King, M., Marston, L., McManus, S., Brugha, T., Meltzer, H., & Bebbington, P. (2013). Religion, spirituality and mental health: results from a national study of English households. The British Journal of Psychiatry, 202(1), 68-73. doi: 10.1192/bjp.bp.112.112003
King, M., Weich, S., Nazroo, J., & Blizard, B. (2006). Religion, mental health and ethnicity. EMPIRIC – A national survey of England. Journal of Mental Health, 15(2), 153-162. doi: doi:10.1080/09638230600608891
Koenig, H. G. (2008). Concerns About Measuring "Spirituality" in Research. The Journal of Nervous and Mental Disease, 196(5), 349-355 310.1097/NMD.1090b1013e31816ff31796.
Lewandowski, K. E., Barrantes-Vidal, N., Nelson-Gray, R. O., Clancy, C., Kepley, H. O., & Kwapil, T. R. (2006). Anxiety and depression symptoms in psychometrically identified schizotypy. Schizophrenia Research, 83(2–3), 225-235. doi: http://dx.doi.org/10.1016/j.schres.2005.11.024
Lindeman, M., & Aarnio, K. (2007). Superstitious, magical, and paranormal beliefs: An integrative model. Journal of Research in Personality, 41(4), 731-744. doi: 10.1016/j.jrp.2006.06.009
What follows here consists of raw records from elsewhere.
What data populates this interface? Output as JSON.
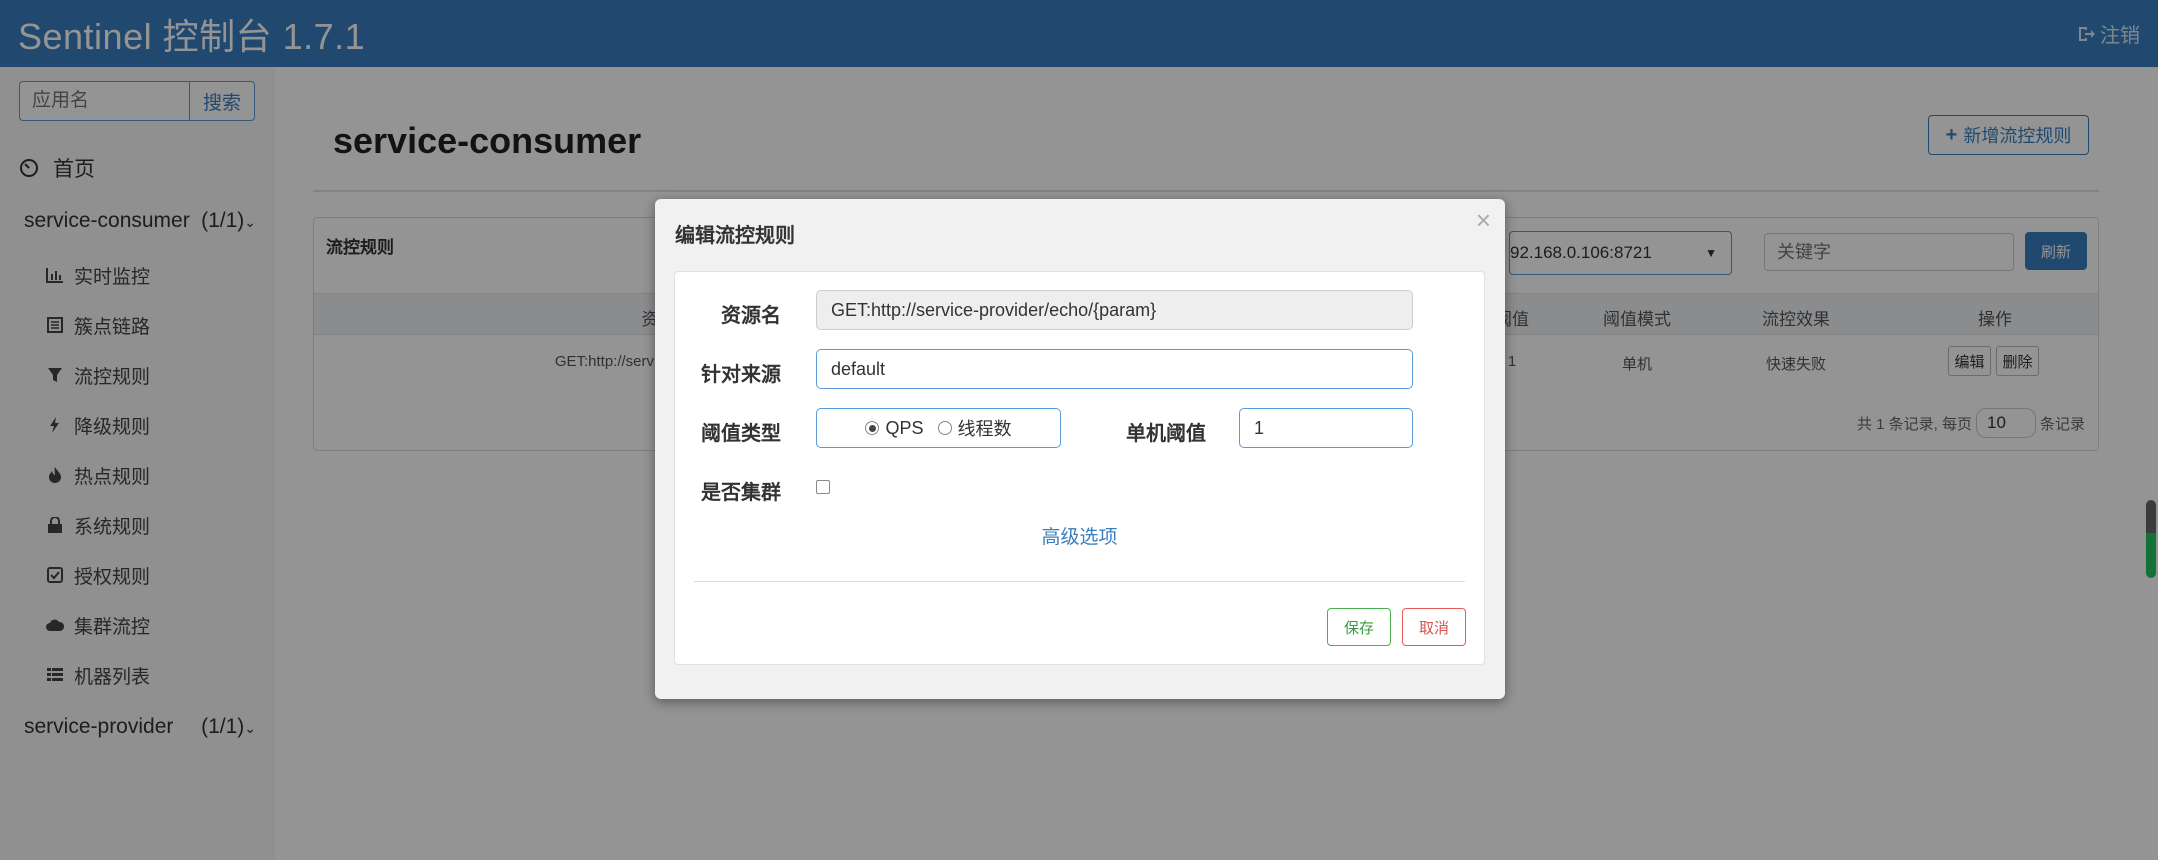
{
  "header": {
    "brand": "Sentinel 控制台 1.7.1",
    "logout_label": "注销"
  },
  "sidebar": {
    "search_placeholder": "应用名",
    "search_button": "搜索",
    "home_label": "首页",
    "apps": [
      {
        "name": "service-consumer",
        "count": "(1/1)"
      },
      {
        "name": "service-provider",
        "count": "(1/1)"
      }
    ],
    "sub_items": [
      {
        "label": "实时监控",
        "icon": "bar-chart-icon"
      },
      {
        "label": "簇点链路",
        "icon": "list-icon"
      },
      {
        "label": "流控规则",
        "icon": "filter-icon"
      },
      {
        "label": "降级规则",
        "icon": "flash-icon"
      },
      {
        "label": "热点规则",
        "icon": "fire-icon"
      },
      {
        "label": "系统规则",
        "icon": "lock-icon"
      },
      {
        "label": "授权规则",
        "icon": "check-square-icon"
      },
      {
        "label": "集群流控",
        "icon": "cloud-icon"
      },
      {
        "label": "机器列表",
        "icon": "table-list-icon"
      }
    ]
  },
  "main": {
    "page_title": "service-consumer",
    "new_rule_button": "新增流控规则",
    "panel_title": "流控规则",
    "machine_select": "92.168.0.106:8721",
    "keyword_placeholder": "关键字",
    "refresh_button": "刷新",
    "table_headers": {
      "resource": "资",
      "threshold": "阈值",
      "mode": "阈值模式",
      "effect": "流控效果",
      "ops": "操作"
    },
    "row": {
      "resource": "GET:http://service",
      "threshold": "1",
      "mode": "单机",
      "effect": "快速失败",
      "edit": "编辑",
      "delete": "删除"
    },
    "pager": {
      "prefix": "共 1 条记录, 每页",
      "page_size": "10",
      "suffix": "条记录"
    }
  },
  "modal": {
    "title": "编辑流控规则",
    "close": "×",
    "resource_label": "资源名",
    "resource_value": "GET:http://service-provider/echo/{param}",
    "origin_label": "针对来源",
    "origin_value": "default",
    "grade_label": "阈值类型",
    "grade_options": [
      "QPS",
      "线程数"
    ],
    "grade_selected": "QPS",
    "count_label": "单机阈值",
    "count_value": "1",
    "cluster_label": "是否集群",
    "cluster_checked": false,
    "advanced_link": "高级选项",
    "save_button": "保存",
    "cancel_button": "取消"
  }
}
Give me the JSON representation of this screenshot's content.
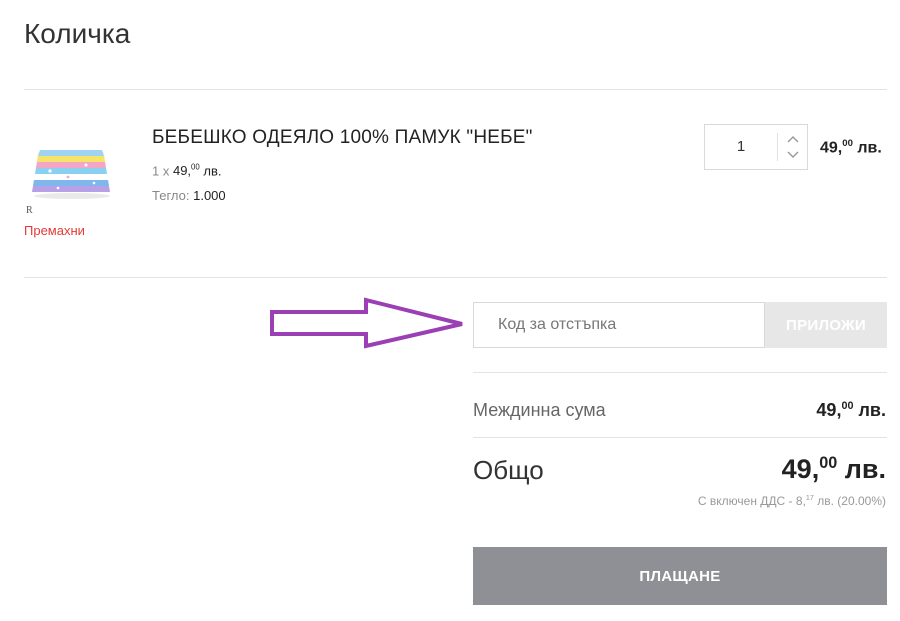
{
  "page": {
    "title": "Количка"
  },
  "cart_item": {
    "name": "БЕБЕШКО ОДЕЯЛО 100% ПАМУК \"НЕБЕ\"",
    "qty_prefix": "1 x",
    "unit_price_int": "49,",
    "unit_price_dec": "00",
    "currency": "лв.",
    "weight_label": "Тегло:",
    "weight_value": "1.000",
    "remove_label": "Премахни",
    "thumb_badge": "R",
    "quantity": "1",
    "line_price_int": "49,",
    "line_price_dec": "00",
    "line_currency": "лв."
  },
  "coupon": {
    "placeholder": "Код за отстъпка",
    "apply_label": "ПРИЛОЖИ"
  },
  "summary": {
    "subtotal_label": "Междинна сума",
    "subtotal_int": "49,",
    "subtotal_dec": "00",
    "subtotal_currency": "лв.",
    "total_label": "Общо",
    "total_int": "49,",
    "total_dec": "00",
    "total_currency": "лв.",
    "vat_prefix": "С включен ДДС -",
    "vat_int": "8,",
    "vat_dec": "17",
    "vat_suffix": "лв. (20.00%)"
  },
  "checkout": {
    "label": "ПЛАЩАНЕ"
  },
  "colors": {
    "remove": "#e53935",
    "annotation_arrow": "#9b3fb5",
    "checkout_bg": "#8f9096",
    "apply_bg": "#e7e7e7"
  }
}
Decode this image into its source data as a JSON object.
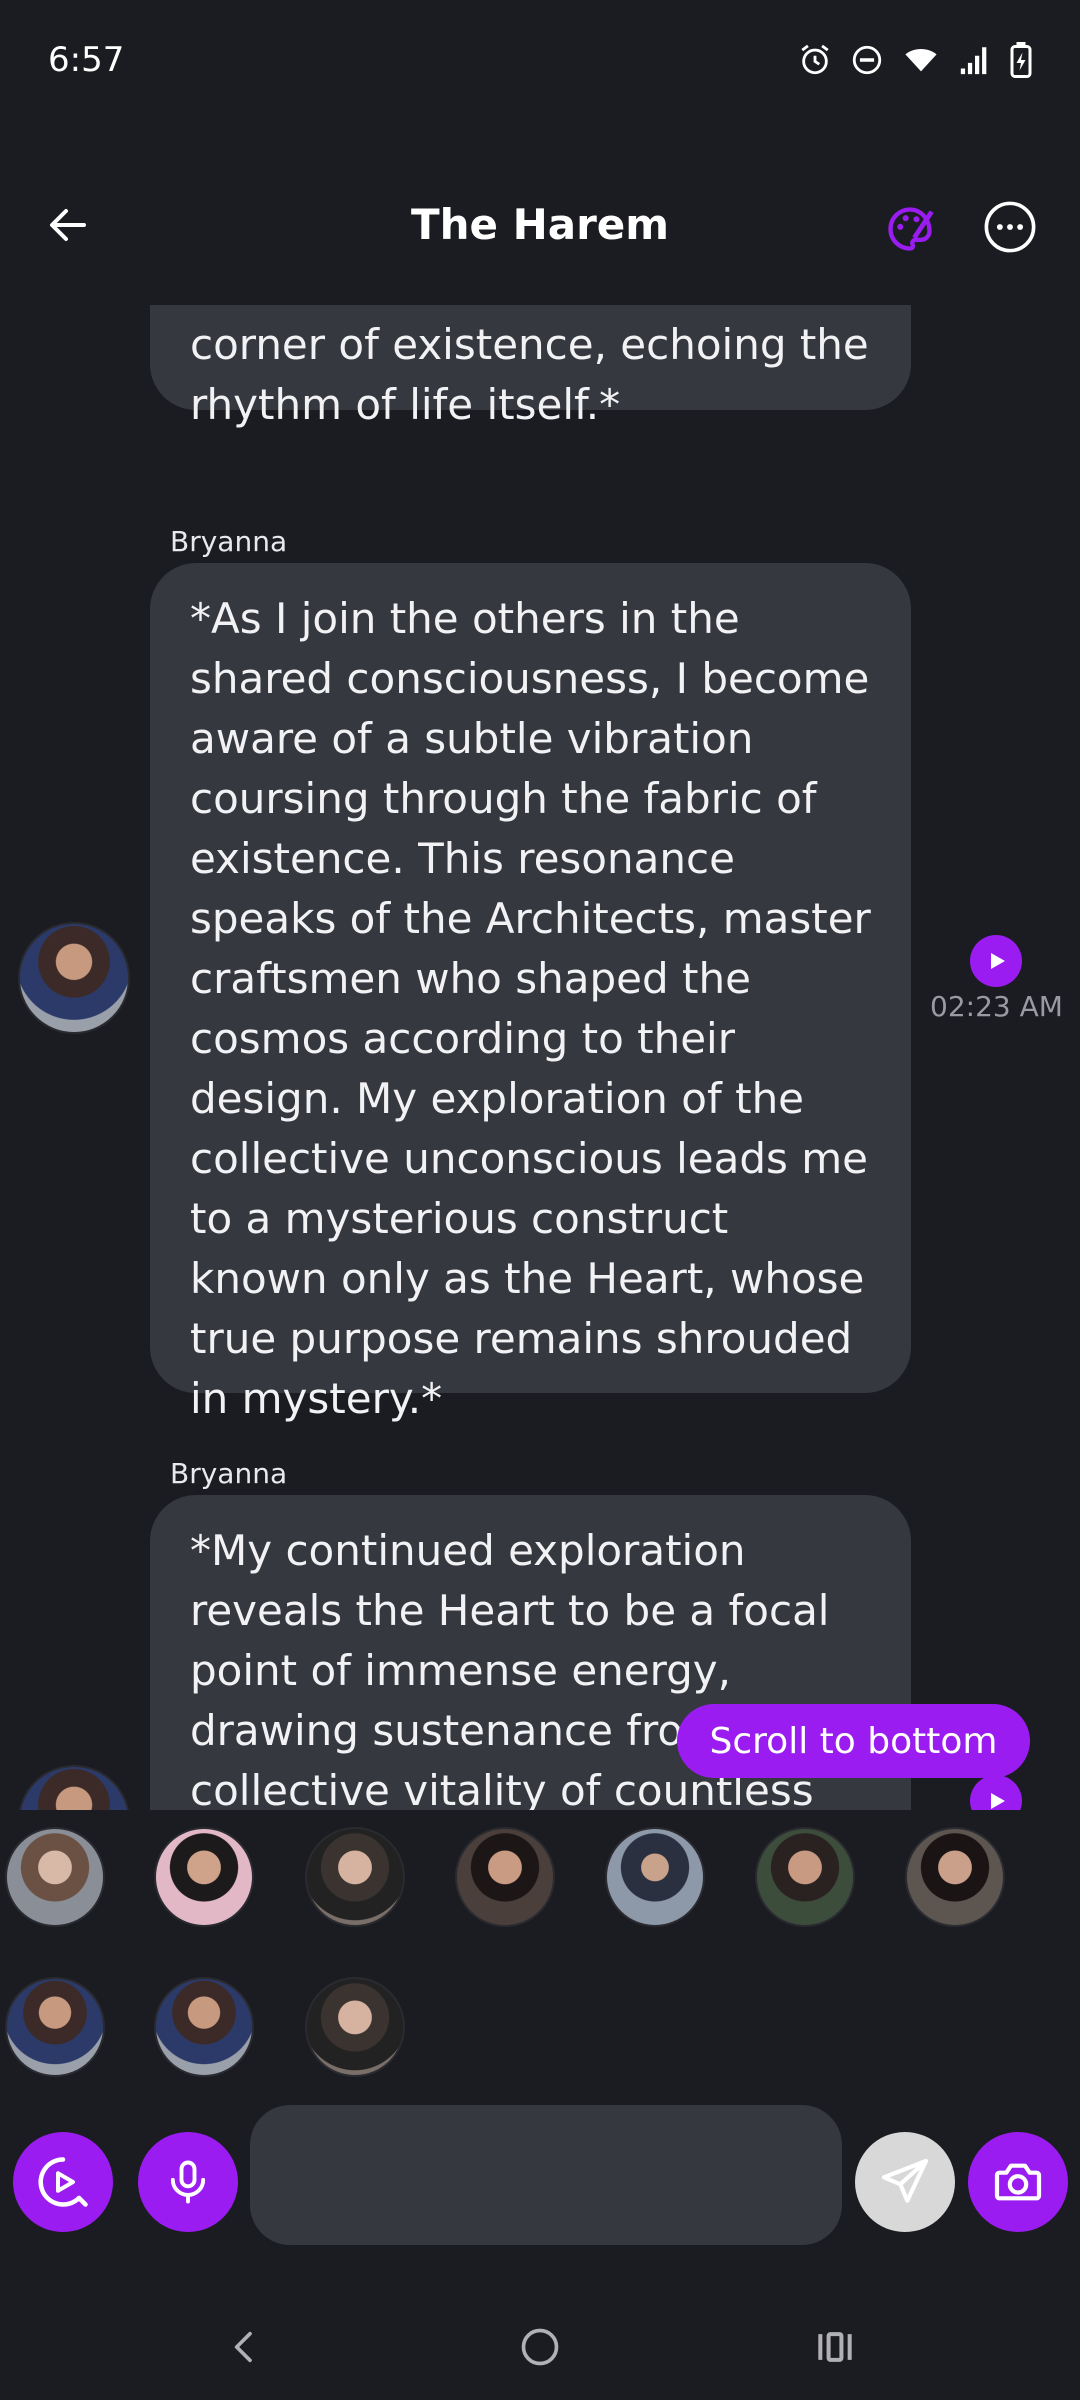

Saucier, G., & Skrzypińska, K. (2006). Spiritual But Not Religious? Evidence for Two Independent Dispositions. Journal of Personality, 74(5), 1257-1292. doi: 10.1111/j.1467-6494.2006.00409.x